|CAS number||, R|
|PubChem||, R, S|
|ChemSpider||, R , S|
|ATC code||A11,D03, S01|
|1724945, 1724947 R|
|Jmol-3D images||Image 1
|Molar mass||205.25 g mol−1|
|Density||1.2 g mL−1 (at 20 °C)|
|Melting point||66 to 69 °C (151 to 156 °F; 339 to 342 K)|
Refractive index (nD)
|LD50||10,100 mg kg−1 (intraperitoneal, mouse); 15,000 mg kg−1 (oral, mouse)|
|Except where noted otherwise, data are given for materials in their standard state (at 25 °C (77 °F), 100 kPa)|
|(what is: / ?)|
Panthenol (pantothenol) is the alcohol analog of pantothenic acid (vitamin B5), and is thus a provitamin of B5. In organisms it is quickly oxidized to pantothenate.
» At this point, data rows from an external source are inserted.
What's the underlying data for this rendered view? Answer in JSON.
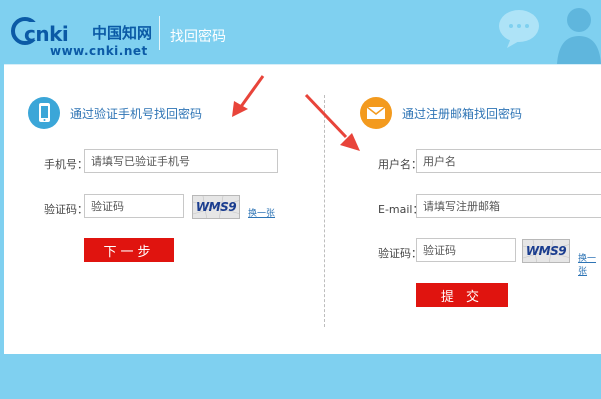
{
  "header": {
    "logo_latin": "cnki",
    "logo_cn": "中国知网",
    "logo_url": "www.cnki.net",
    "page_title": "找回密码"
  },
  "phone_section": {
    "title": "通过验证手机号找回密码",
    "phone_label": "手机号：",
    "phone_placeholder": "请填写已验证手机号",
    "code_label": "验证码：",
    "code_value": "验证码",
    "captcha_text": "WMS9",
    "refresh_label": "换一张",
    "next_button": "下一步"
  },
  "email_section": {
    "title": "通过注册邮箱找回密码",
    "username_label": "用户名：",
    "username_value": "用户名",
    "email_label": "E-mail：",
    "email_placeholder": "请填写注册邮箱",
    "code_label": "验证码：",
    "code_value": "验证码",
    "captcha_text": "WMS9",
    "refresh_label": "换一张",
    "submit_button": "提 交"
  },
  "colors": {
    "sky": "#7fd0f0",
    "accent_blue": "#2e74b5",
    "button_red": "#e0140f",
    "phone_icon_bg": "#3ba6d8",
    "mail_icon_bg": "#f39a1e",
    "arrow_red": "#e8443a"
  },
  "icons": {
    "phone": "phone-icon",
    "mail": "envelope-icon",
    "chat": "chat-bubble-icon",
    "user": "user-silhouette-icon"
  }
}
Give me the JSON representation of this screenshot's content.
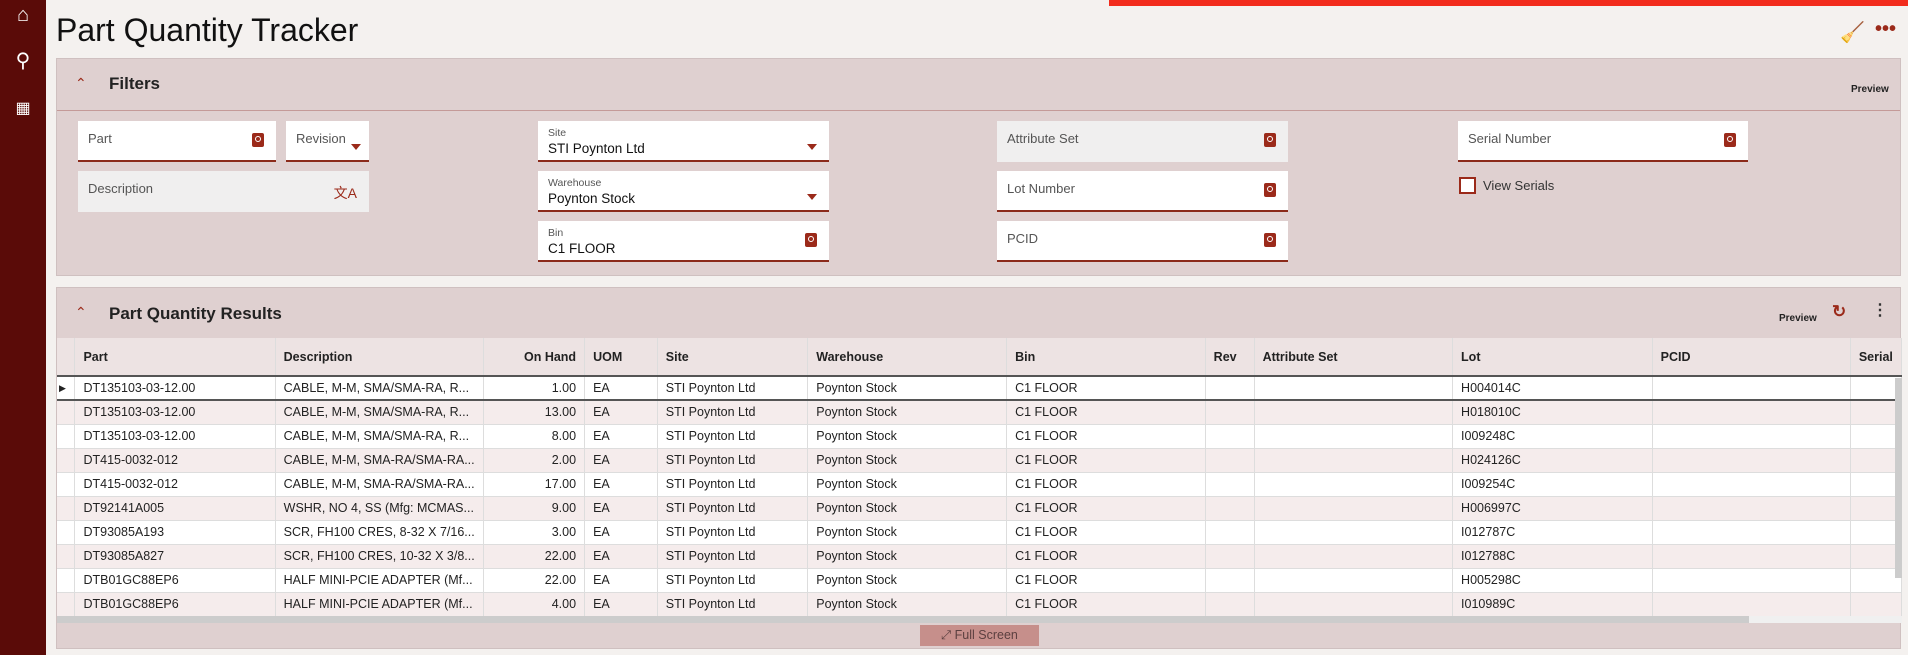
{
  "sidebar": {
    "items": [
      {
        "icon": "home-icon"
      },
      {
        "icon": "search-icon"
      },
      {
        "icon": "apps-grid-icon"
      }
    ]
  },
  "header": {
    "title": "Part Quantity Tracker"
  },
  "filters": {
    "title": "Filters",
    "preview": "Preview",
    "part": {
      "label": "Part",
      "value": ""
    },
    "revision": {
      "label": "Revision"
    },
    "description": {
      "label": "Description"
    },
    "site": {
      "label": "Site",
      "value": "STI Poynton Ltd"
    },
    "warehouse": {
      "label": "Warehouse",
      "value": "Poynton Stock"
    },
    "bin": {
      "label": "Bin",
      "value": "C1 FLOOR"
    },
    "attribute_set": {
      "label": "Attribute Set"
    },
    "lot_number": {
      "label": "Lot Number"
    },
    "pcid": {
      "label": "PCID"
    },
    "serial_number": {
      "label": "Serial Number"
    },
    "view_serials": {
      "label": "View Serials",
      "checked": false
    }
  },
  "results": {
    "title": "Part Quantity Results",
    "preview": "Preview",
    "full_screen": "Full Screen",
    "columns": [
      "Part",
      "Description",
      "On Hand",
      "UOM",
      "Site",
      "Warehouse",
      "Bin",
      "Rev",
      "Attribute Set",
      "Lot",
      "PCID",
      "Serial"
    ],
    "rows": [
      [
        "DT135103-03-12.00",
        "CABLE, M-M, SMA/SMA-RA, R...",
        "1.00",
        "EA",
        "STI Poynton Ltd",
        "Poynton Stock",
        "C1 FLOOR",
        "",
        "",
        "H004014C",
        "",
        ""
      ],
      [
        "DT135103-03-12.00",
        "CABLE, M-M, SMA/SMA-RA, R...",
        "13.00",
        "EA",
        "STI Poynton Ltd",
        "Poynton Stock",
        "C1 FLOOR",
        "",
        "",
        "H018010C",
        "",
        ""
      ],
      [
        "DT135103-03-12.00",
        "CABLE, M-M, SMA/SMA-RA, R...",
        "8.00",
        "EA",
        "STI Poynton Ltd",
        "Poynton Stock",
        "C1 FLOOR",
        "",
        "",
        "I009248C",
        "",
        ""
      ],
      [
        "DT415-0032-012",
        "CABLE, M-M, SMA-RA/SMA-RA...",
        "2.00",
        "EA",
        "STI Poynton Ltd",
        "Poynton Stock",
        "C1 FLOOR",
        "",
        "",
        "H024126C",
        "",
        ""
      ],
      [
        "DT415-0032-012",
        "CABLE, M-M, SMA-RA/SMA-RA...",
        "17.00",
        "EA",
        "STI Poynton Ltd",
        "Poynton Stock",
        "C1 FLOOR",
        "",
        "",
        "I009254C",
        "",
        ""
      ],
      [
        "DT92141A005",
        "WSHR, NO 4, SS (Mfg: MCMAS...",
        "9.00",
        "EA",
        "STI Poynton Ltd",
        "Poynton Stock",
        "C1 FLOOR",
        "",
        "",
        "H006997C",
        "",
        ""
      ],
      [
        "DT93085A193",
        "SCR, FH100 CRES, 8-32 X 7/16...",
        "3.00",
        "EA",
        "STI Poynton Ltd",
        "Poynton Stock",
        "C1 FLOOR",
        "",
        "",
        "I012787C",
        "",
        ""
      ],
      [
        "DT93085A827",
        "SCR, FH100 CRES, 10-32 X 3/8...",
        "22.00",
        "EA",
        "STI Poynton Ltd",
        "Poynton Stock",
        "C1 FLOOR",
        "",
        "",
        "I012788C",
        "",
        ""
      ],
      [
        "DTB01GC88EP6",
        "HALF MINI-PCIE ADAPTER (Mf...",
        "22.00",
        "EA",
        "STI Poynton Ltd",
        "Poynton Stock",
        "C1 FLOOR",
        "",
        "",
        "H005298C",
        "",
        ""
      ],
      [
        "DTB01GC88EP6",
        "HALF MINI-PCIE ADAPTER (Mf...",
        "4.00",
        "EA",
        "STI Poynton Ltd",
        "Poynton Stock",
        "C1 FLOOR",
        "",
        "",
        "I010989C",
        "",
        ""
      ]
    ]
  },
  "colors": {
    "sidebar": "#5a0b08",
    "accent": "#9b2a1a",
    "panel": "#dfd0d0",
    "alert_bar": "#f22c1d"
  }
}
Panthenol is a highly viscous transparent liquid at room temperature, but salts of pantothenic acid (for example sodium pantothenate) are powders (typically white). It is soluble in water, alcohol and propylene glycol, soluble in ether and chloroform, and slightly soluble in glycerin.
Panthenol comes in two enantiomers, D and L. Only D-panthenol (dexpanthenol) is biologically active, however both forms have moisturizing properties. For cosmetic use, panthenol comes either in D form, or as a racemic mixture of D and L (DL-panthenol).
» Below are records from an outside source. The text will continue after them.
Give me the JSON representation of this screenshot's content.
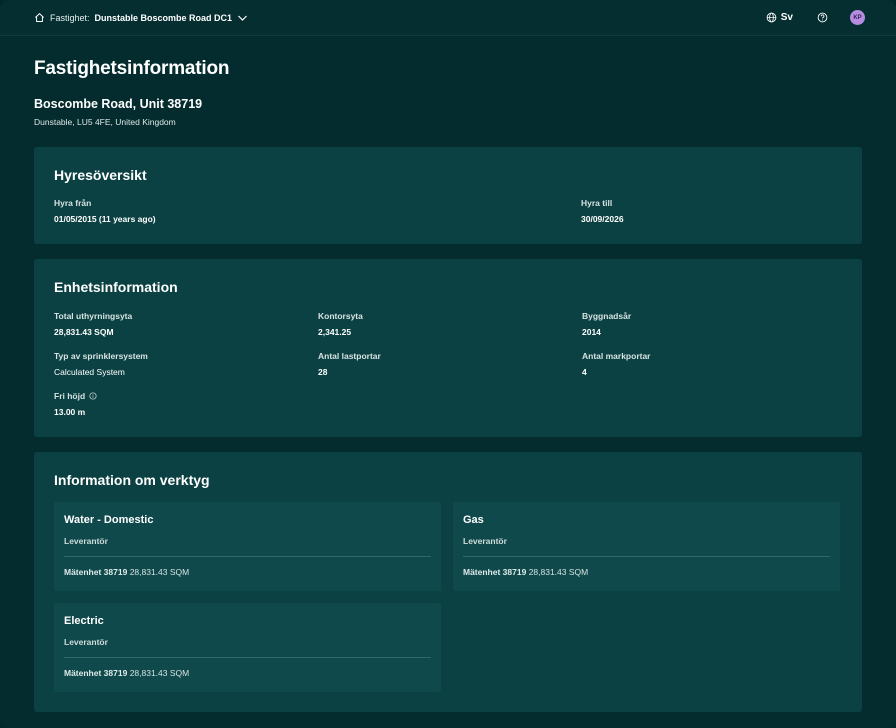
{
  "topbar": {
    "property_label": "Fastighet:",
    "property_value": "Dunstable Boscombe Road DC1",
    "language": "Sv",
    "avatar_initials": "KP"
  },
  "header": {
    "title": "Fastighetsinformation",
    "property_name": "Boscombe Road, Unit 38719",
    "address": "Dunstable, LU5 4FE, United Kingdom"
  },
  "lease": {
    "title": "Hyresöversikt",
    "from_label": "Hyra från",
    "from_value": "01/05/2015 (11 years ago)",
    "to_label": "Hyra till",
    "to_value": "30/09/2026"
  },
  "unit": {
    "title": "Enhetsinformation",
    "fields": [
      {
        "label": "Total uthyrningsyta",
        "value": "28,831.43 SQM"
      },
      {
        "label": "Kontorsyta",
        "value": "2,341.25"
      },
      {
        "label": "Byggnadsår",
        "value": "2014"
      },
      {
        "label": "Typ av sprinklersystem",
        "value": "Calculated System"
      },
      {
        "label": "Antal lastportar",
        "value": "28"
      },
      {
        "label": "Antal markportar",
        "value": "4"
      },
      {
        "label": "Fri höjd",
        "value": "13.00 m"
      }
    ]
  },
  "utilities": {
    "title": "Information om verktyg",
    "items": [
      {
        "name": "Water - Domestic",
        "supplier_label": "Leverantör",
        "meter_label": "Mätenhet 38719",
        "meter_value": "28,831.43 SQM"
      },
      {
        "name": "Gas",
        "supplier_label": "Leverantör",
        "meter_label": "Mätenhet 38719",
        "meter_value": "28,831.43 SQM"
      },
      {
        "name": "Electric",
        "supplier_label": "Leverantör",
        "meter_label": "Mätenhet 38719",
        "meter_value": "28,831.43 SQM"
      }
    ]
  },
  "colors": {
    "background": "#042c2e",
    "card": "#0c4143",
    "utility_card": "#0f494b",
    "avatar": "#b48de0"
  }
}
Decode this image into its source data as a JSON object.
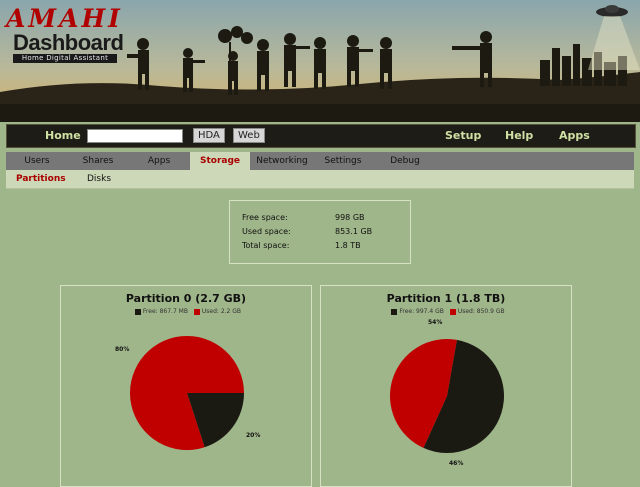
{
  "header": {
    "logo_title": "AMAHI",
    "logo_subtitle": "Dashboard",
    "logo_tagline": "Home Digital Assistant"
  },
  "topnav": {
    "home": "Home",
    "search_value": "",
    "hda_button": "HDA",
    "web_button": "Web",
    "setup": "Setup",
    "help": "Help",
    "apps": "Apps"
  },
  "tabs": [
    "Users",
    "Shares",
    "Apps",
    "Storage",
    "Networking",
    "Settings",
    "Debug"
  ],
  "active_tab": "Storage",
  "subtabs": [
    "Partitions",
    "Disks"
  ],
  "active_subtab": "Partitions",
  "summary": {
    "free_label": "Free space:",
    "free_value": "998 GB",
    "used_label": "Used space:",
    "used_value": "853.1 GB",
    "total_label": "Total space:",
    "total_value": "1.8 TB"
  },
  "colors": {
    "free": "#1a1a12",
    "used": "#c00000",
    "active_tab_text": "#a80000",
    "background": "#9fb58a"
  },
  "partitions": [
    {
      "title": "Partition 0 (2.7 GB)",
      "legend_free": "Free: 867.7 MB",
      "legend_used": "Used: 2.2 GB",
      "free_fraction": 0.2,
      "used_fraction": 0.8,
      "free_label": "20%",
      "used_label": "80%"
    },
    {
      "title": "Partition 1 (1.8 TB)",
      "legend_free": "Free: 997.4 GB",
      "legend_used": "Used: 850.9 GB",
      "free_fraction": 0.54,
      "used_fraction": 0.46,
      "free_label": "54%",
      "used_label": "46%"
    }
  ]
}
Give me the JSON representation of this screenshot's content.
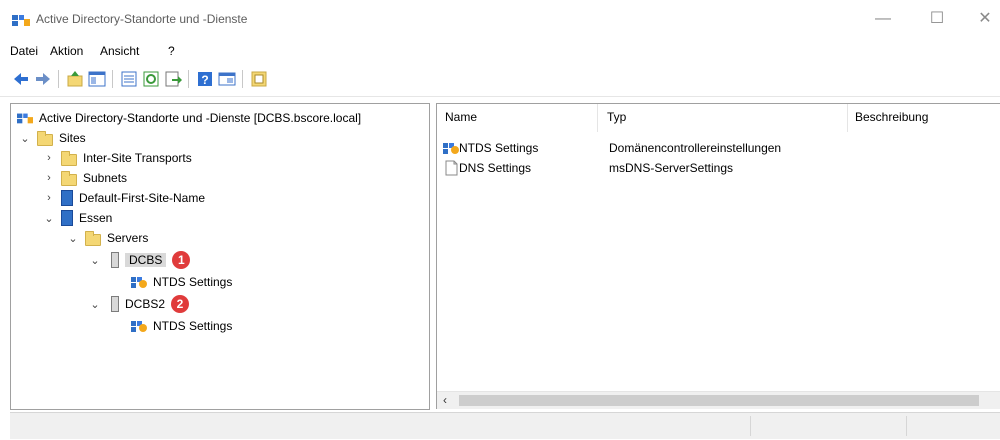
{
  "window": {
    "title": "Active Directory-Standorte und -Dienste",
    "controls": [
      "—",
      "☐",
      "✕"
    ]
  },
  "menu": [
    "Datei",
    "Aktion",
    "Ansicht",
    "?"
  ],
  "toolbar": {
    "icons": [
      "back-arrow-icon",
      "forward-arrow-icon",
      "up-folder-icon",
      "show-tree-icon",
      "properties-icon",
      "refresh-icon",
      "export-icon",
      "help-icon",
      "console-icon",
      "new-object-icon"
    ]
  },
  "tree": {
    "root": "Active Directory-Standorte und -Dienste [DCBS.bscore.local]",
    "sites": "Sites",
    "inter_site": "Inter-Site Transports",
    "subnets": "Subnets",
    "default_site": "Default-First-Site-Name",
    "essen": "Essen",
    "servers": "Servers",
    "dcbs": "DCBS",
    "dcbs_badge": "1",
    "dcbs_ntds": "NTDS Settings",
    "dcbs2": "DCBS2",
    "dcbs2_badge": "2",
    "dcbs2_ntds": "NTDS Settings"
  },
  "list": {
    "headers": [
      "Name",
      "Typ",
      "Beschreibung"
    ],
    "rows": [
      {
        "name": "NTDS Settings",
        "type": "Domänencontrollereinstellungen",
        "icon": "ntds-settings-icon"
      },
      {
        "name": "DNS Settings",
        "type": "msDNS-ServerSettings",
        "icon": "document-icon"
      }
    ]
  },
  "colors": {
    "badge": "#e03b3b",
    "selection": "#d9d9d9",
    "folder": "#f4d774",
    "site": "#2f6fc6"
  }
}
Panthenol's expanded chemical formula is: HO-CH2-C(CH3)2-CH(OH)-CONH-CH2CH2CH2-OH.
In cosmetics and personal-care products, panthenol is a humectant, emollient, and moisturizer. It binds to the hair shaft readily; so, it is a common component of commercial shampoos and hair conditioners (in concentrations of 0.1-1.0%). It coats the hair and seals its surface, lubricating the hair shaft and giving it a shiny appearance. It is also recommended by many tattoo artists as a post-tattooing moisturising cream.
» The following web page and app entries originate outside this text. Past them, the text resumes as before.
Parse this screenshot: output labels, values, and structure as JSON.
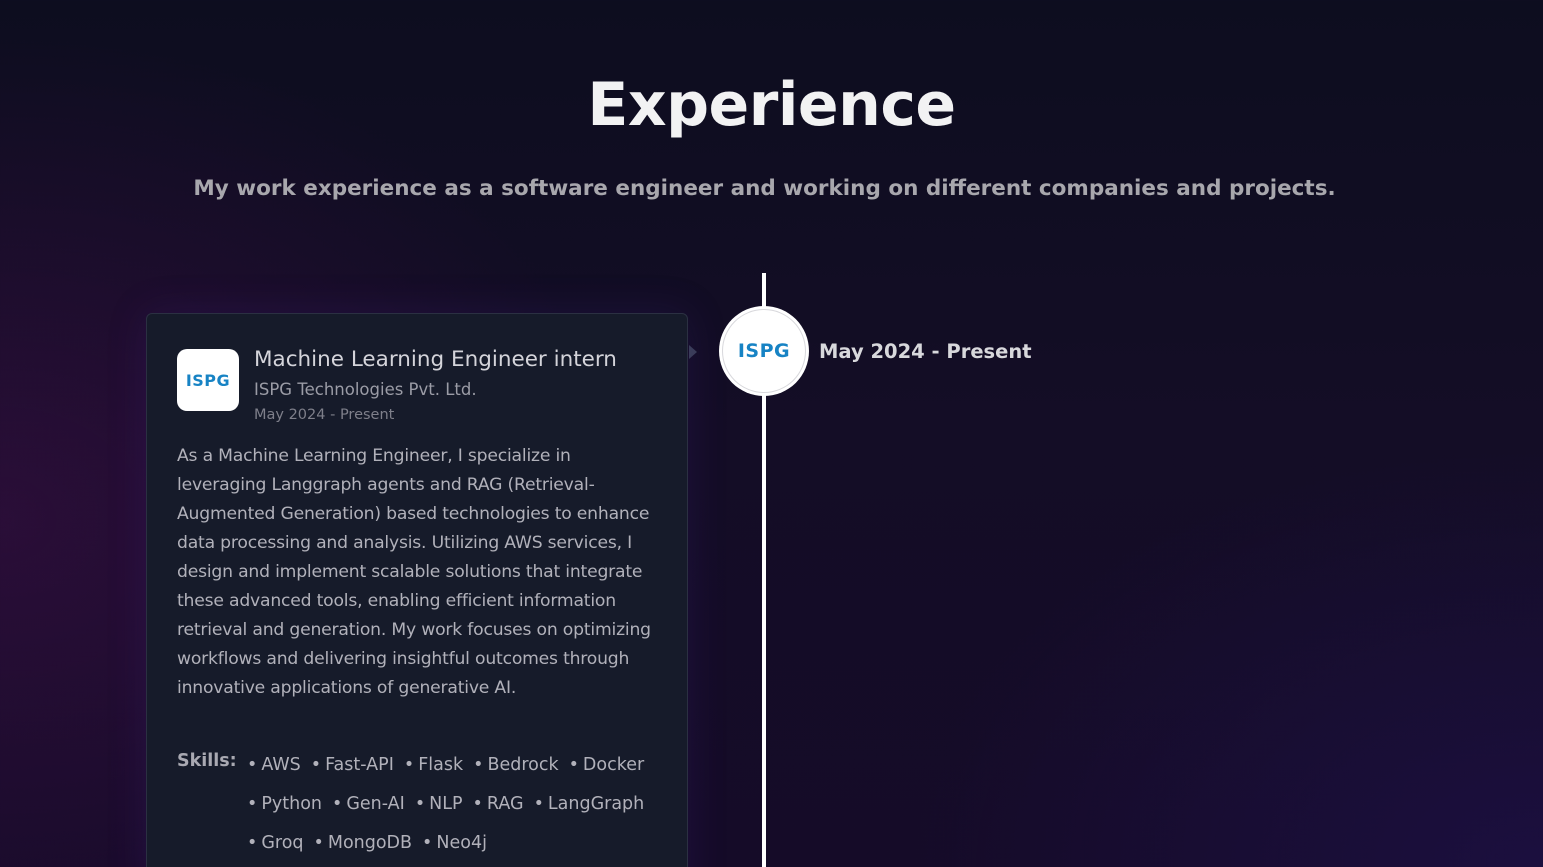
{
  "header": {
    "title": "Experience",
    "subtitle": "My work experience as a software engineer and working on different companies and projects."
  },
  "timeline": {
    "node_logo_text": "ISPG",
    "date": "May 2024 - Present"
  },
  "experience": {
    "logo_text": "ISPG",
    "role": "Machine Learning Engineer intern",
    "company": "ISPG Technologies Pvt. Ltd.",
    "date": "May 2024 - Present",
    "description": "As a Machine Learning Engineer, I specialize in leveraging Langgraph agents and RAG (Retrieval-Augmented Generation) based technologies to enhance data processing and analysis. Utilizing AWS services, I design and implement scalable solutions that integrate these advanced tools, enabling efficient information retrieval and generation. My work focuses on optimizing workflows and delivering insightful outcomes through innovative applications of generative AI.",
    "skills_label": "Skills:",
    "skills": [
      "AWS",
      "Fast-API",
      "Flask",
      "Bedrock",
      "Docker",
      "Python",
      "Gen-AI",
      "NLP",
      "RAG",
      "LangGraph",
      "Groq",
      "MongoDB",
      "Neo4j"
    ]
  },
  "colors": {
    "accent_logo": "#1783c4",
    "timeline_line": "#ffffff",
    "card_background": "#161b2a"
  }
}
Panthenol draws moisture from the atmosphere and readily binds to water molecules. When applied to the hair panthenol will help to moisturize it and give it a shine and gloss. For this reason it has become a very popular ingredient in shampoos and conditioners.
In ointments, panthenol is an effective skin penetrator. It is sometimes mixed with allantoin, in concentrations of up to 2-5%, and is used for treatment of sunburns, mild burns and minor skin disorders. It improves hydration, reduces itching and inflammation of the skin, and accelerates epidermal wounds' rate of healing.
If ingested, panthenol is metabolized to pantothenic acid.
Other names for panthenol include:
- Butanamide, 2,4-dihydroxy-N-(3-hydroxypropyl)-3,3-dimethyl-, (R)-
- Butyramide, 2,4-dihydroxy-N-(3-hydroxypropyl)-3,3-dimethyl-, D-(+)-
- Butanamide, 2,4-dihydroxy-N-(3-hydroxypropyl)-3,3-dimethyl-, (2R)-
- Dexpanthenol (DCIR)
- Propanolamine, N-pantoyl-
- d-Pantothenyl alcohol
- "dexpanthenol - Compound Summary". PubChem Compound. USA: National Center for Biotechnology Information. 25 March 2005. Identificaion. Retrieved 29 June 2012.
- Ebner F, Heller A, Rippke F, Tausch I (2002). "Topical Use of Dexpanthenol in Skin Disorders". American Journal of Clinical Dermatology 3 (6): 427–433. doi:10.2165/00128071-200203060-00005. PMID 12113650.
- PDR Online : Pantothenic Acid
- Sci-toys: ingredients: panthenol
- DSM Nutritional Products Panthenol
- Record in the Household Products Database of NLM